• DIRECTIONS
Give the number of lines below that hold "MESAJI", and only that.

(Web page and app entries)

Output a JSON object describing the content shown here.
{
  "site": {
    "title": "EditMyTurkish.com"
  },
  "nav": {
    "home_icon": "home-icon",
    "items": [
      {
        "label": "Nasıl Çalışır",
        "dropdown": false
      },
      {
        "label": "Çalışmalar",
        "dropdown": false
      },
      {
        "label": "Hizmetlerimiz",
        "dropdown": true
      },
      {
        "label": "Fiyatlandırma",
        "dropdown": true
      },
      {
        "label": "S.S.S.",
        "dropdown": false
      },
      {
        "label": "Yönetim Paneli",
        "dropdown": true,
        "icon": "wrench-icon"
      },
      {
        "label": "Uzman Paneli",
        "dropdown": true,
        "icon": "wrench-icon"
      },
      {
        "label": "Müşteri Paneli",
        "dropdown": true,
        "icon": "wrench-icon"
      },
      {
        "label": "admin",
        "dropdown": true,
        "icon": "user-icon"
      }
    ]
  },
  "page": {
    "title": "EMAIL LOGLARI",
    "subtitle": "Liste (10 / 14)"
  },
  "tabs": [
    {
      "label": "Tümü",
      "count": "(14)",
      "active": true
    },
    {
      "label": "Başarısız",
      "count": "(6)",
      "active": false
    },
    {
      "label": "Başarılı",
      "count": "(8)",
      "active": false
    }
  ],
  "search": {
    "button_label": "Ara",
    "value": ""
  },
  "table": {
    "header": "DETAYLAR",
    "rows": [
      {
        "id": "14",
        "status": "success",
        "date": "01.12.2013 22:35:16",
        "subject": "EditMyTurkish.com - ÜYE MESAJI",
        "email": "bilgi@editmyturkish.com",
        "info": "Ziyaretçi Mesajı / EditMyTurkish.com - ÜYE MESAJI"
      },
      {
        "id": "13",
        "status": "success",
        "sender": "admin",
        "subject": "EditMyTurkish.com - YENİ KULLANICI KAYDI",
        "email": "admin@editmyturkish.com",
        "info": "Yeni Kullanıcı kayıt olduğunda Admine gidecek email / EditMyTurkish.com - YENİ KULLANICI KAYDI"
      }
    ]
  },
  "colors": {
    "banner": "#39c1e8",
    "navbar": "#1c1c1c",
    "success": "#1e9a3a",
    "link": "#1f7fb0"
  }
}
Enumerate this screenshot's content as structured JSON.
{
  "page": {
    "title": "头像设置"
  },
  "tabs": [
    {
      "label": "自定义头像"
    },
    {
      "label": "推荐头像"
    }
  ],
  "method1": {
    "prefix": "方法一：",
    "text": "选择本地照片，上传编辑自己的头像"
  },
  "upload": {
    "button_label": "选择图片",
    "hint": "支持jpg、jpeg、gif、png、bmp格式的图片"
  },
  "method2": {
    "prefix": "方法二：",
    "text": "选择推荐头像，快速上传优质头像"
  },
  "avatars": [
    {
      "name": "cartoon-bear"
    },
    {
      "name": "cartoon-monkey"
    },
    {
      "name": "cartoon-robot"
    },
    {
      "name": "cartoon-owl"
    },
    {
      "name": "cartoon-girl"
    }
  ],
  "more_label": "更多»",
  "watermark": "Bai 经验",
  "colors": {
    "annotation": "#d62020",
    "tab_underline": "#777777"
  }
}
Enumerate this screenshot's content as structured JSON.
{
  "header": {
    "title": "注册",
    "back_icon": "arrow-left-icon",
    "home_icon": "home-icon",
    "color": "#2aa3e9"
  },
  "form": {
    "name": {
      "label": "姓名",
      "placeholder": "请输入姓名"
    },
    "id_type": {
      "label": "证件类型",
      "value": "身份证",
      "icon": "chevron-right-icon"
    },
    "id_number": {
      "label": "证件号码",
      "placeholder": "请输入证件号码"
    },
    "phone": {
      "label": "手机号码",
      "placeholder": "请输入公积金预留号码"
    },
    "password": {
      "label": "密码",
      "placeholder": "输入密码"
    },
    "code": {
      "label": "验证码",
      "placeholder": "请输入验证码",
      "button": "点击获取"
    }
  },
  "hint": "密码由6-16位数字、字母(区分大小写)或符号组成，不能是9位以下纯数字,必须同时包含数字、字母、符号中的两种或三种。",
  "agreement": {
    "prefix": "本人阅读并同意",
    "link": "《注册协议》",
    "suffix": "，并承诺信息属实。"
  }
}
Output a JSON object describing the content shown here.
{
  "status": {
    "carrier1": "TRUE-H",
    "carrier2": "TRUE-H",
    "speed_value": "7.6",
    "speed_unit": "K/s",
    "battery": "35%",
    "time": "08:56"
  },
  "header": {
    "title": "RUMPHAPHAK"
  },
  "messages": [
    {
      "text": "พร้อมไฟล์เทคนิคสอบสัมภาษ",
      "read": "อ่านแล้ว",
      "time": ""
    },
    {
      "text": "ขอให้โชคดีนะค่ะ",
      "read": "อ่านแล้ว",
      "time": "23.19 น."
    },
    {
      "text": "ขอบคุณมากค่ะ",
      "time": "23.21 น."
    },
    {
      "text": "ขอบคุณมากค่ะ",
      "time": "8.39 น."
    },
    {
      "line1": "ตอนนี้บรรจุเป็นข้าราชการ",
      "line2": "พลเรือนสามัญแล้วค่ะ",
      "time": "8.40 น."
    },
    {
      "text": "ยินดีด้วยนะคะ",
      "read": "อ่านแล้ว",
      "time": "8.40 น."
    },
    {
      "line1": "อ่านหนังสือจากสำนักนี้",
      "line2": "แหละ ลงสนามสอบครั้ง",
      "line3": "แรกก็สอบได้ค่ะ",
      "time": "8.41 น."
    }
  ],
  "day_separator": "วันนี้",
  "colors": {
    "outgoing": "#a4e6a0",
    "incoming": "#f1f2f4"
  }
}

• TASK ANSWER
2